Wednesday, 17 December 2014: 2:40 PM
Christelle Briois1, Donia Baklouti2, Anais Bardyn1,3, Hervé Cottin3, Cécile Engrand4, Henning Fischer5, Nicolas Fray3, Marie Godard4, Martin Hilchenbach5, Hanna von Hoerner6, Herwig Höfner7, Klaus Hornung8, Jochen Kissel5, Yves Langevin2, Léna Le Roy9, Harry Lehto10, Kirsi Lehto10, François-Régis Orthous-Daunay11, Claire Revillet1, Jouni Rynö12, Rita Schulz13, Johan V Silen12, Sandra Siljeström14 and Laurent Thirkell1, (1)Laboratoire de Physique et Chimie de l'Environnement et de l'Espace, LPC2E, Orléans Cedex 2, France, (2)IAS Institut d'Astrophysique Spatiale, Orsay Cedex, France, (3)LISA Laboratoire Interuniversitaire des Systèmes Atmosphériques, CRETEIL, France, (4)Centre de Sciences Nucléaires et de Sciences de la Matiere - CSNSM, 91405 Orsay, France, (5)Max Planck Institute for Solar System Research, Katlenburg-Lindau, Germany, (6)von Hoerner und Sulger GmbH, Schwetzingen, Germany, (7)The Max Planck Institute for Extraterrestrial Physics, Garching, Germany, (8)Universität der Bundeswehr, 85577 Neubiberg, Germany, (9)University of Bern, Bern, Switzerland, (10)University of Turku, Turku, Finland, (11)IPAG - Institut de Planetologie et d'Astrophysique de Grenoble, Grenoble, France, (12)Finnish Meteorological Institute, Helsinki, Finland, (13)European Space Research and Technology Centre, Noordwijk, Netherlands, (14)SP Technical Research Institute of Sweden, Borås, Sweden
Comets are believed to contain the most pristine material of our Solar System materials and therefore to be a key to understand the origin of the Solar System, and the origin of life.

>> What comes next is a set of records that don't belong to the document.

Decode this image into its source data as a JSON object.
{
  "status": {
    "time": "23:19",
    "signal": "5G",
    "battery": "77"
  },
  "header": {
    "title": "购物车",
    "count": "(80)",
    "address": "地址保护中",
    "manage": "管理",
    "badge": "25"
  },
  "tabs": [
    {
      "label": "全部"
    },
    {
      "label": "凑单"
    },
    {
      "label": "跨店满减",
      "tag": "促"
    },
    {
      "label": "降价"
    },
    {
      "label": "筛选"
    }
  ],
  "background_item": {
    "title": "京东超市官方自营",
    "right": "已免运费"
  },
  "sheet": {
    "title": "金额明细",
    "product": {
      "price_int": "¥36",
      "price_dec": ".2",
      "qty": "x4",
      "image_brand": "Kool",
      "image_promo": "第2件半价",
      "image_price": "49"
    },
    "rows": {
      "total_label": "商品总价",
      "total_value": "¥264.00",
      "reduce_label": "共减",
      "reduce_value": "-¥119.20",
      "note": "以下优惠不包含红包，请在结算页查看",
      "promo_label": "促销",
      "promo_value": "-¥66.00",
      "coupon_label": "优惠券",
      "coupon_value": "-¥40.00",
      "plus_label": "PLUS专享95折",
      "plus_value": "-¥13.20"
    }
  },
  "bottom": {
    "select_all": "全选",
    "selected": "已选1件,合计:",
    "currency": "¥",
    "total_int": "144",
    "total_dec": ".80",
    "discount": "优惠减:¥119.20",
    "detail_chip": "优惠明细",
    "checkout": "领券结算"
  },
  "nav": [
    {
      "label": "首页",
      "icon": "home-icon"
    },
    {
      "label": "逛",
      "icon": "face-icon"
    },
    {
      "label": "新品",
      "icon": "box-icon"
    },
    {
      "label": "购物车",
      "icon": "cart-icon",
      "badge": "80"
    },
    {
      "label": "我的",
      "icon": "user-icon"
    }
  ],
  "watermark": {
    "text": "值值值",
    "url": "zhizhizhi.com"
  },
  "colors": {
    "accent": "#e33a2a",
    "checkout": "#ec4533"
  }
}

Remote sensing observations have led to the detection of more than twenty simple organic molecules (Bockelée-Morvan et al., 2004; Mumma and Charnley, 2011). Experiments on-board in-situ exploration missions Giotto and Vega and the recent Stardust sample return missions have shown that a significant fraction of the cometary grains consists of organic matter. Spectra showed that both the gaseous (Mitchell et al., 1992) and the solid phase (grains) (Kissel and Krueger, 1987) contained organic molecules with higher masses than those of the molecules detected by remote sensing techniques in the gaseous phase. Some of the grains analyzed in the atmosphere of comet 1P/Halley seem to be essentially made of a mixture of carbon, hydrogen, oxygen and nitrogen (CHON grains, Fomenkova, 1999). Rosetta is an unparalleled opportunity to make a real breakthrough into the nature of cometary matter, both in the gas and in the solid phase. The dust mass spectrometer COSIMA on Rosetta will analyze organic and inorganic phases in the dust. The organic phases may be refractory, but some organics may evaporate with time from the dust and lead to an extended source in the coma. Over the last years, we have prepared the cometary rendezvous by the analysis of various samples with the reference model of COSIMA. We will report on this calibration data set and on the first results of the in-situ analysis of cometary grains as captured, imaged and analyzed by COSIMA.

References :

Bockelée-Morvan, D., et al. 2004. (Eds.), Comets II. the University of Arizona Press, Tucson, USA, pp. 391-423 ; Fomenkova, M.N., 1999. Space Science Reviews 90, 109-114 ; Kissel, J., Krueger, F.R., 1987. Nature 326, 755-760 ; Mitchell, et al. 1992. Icarus 98, 125-133 ; Mumma, M.J., Charnley, S.B., 2011. Annual Review of Astronomy and Astrophysics 49, 471-524.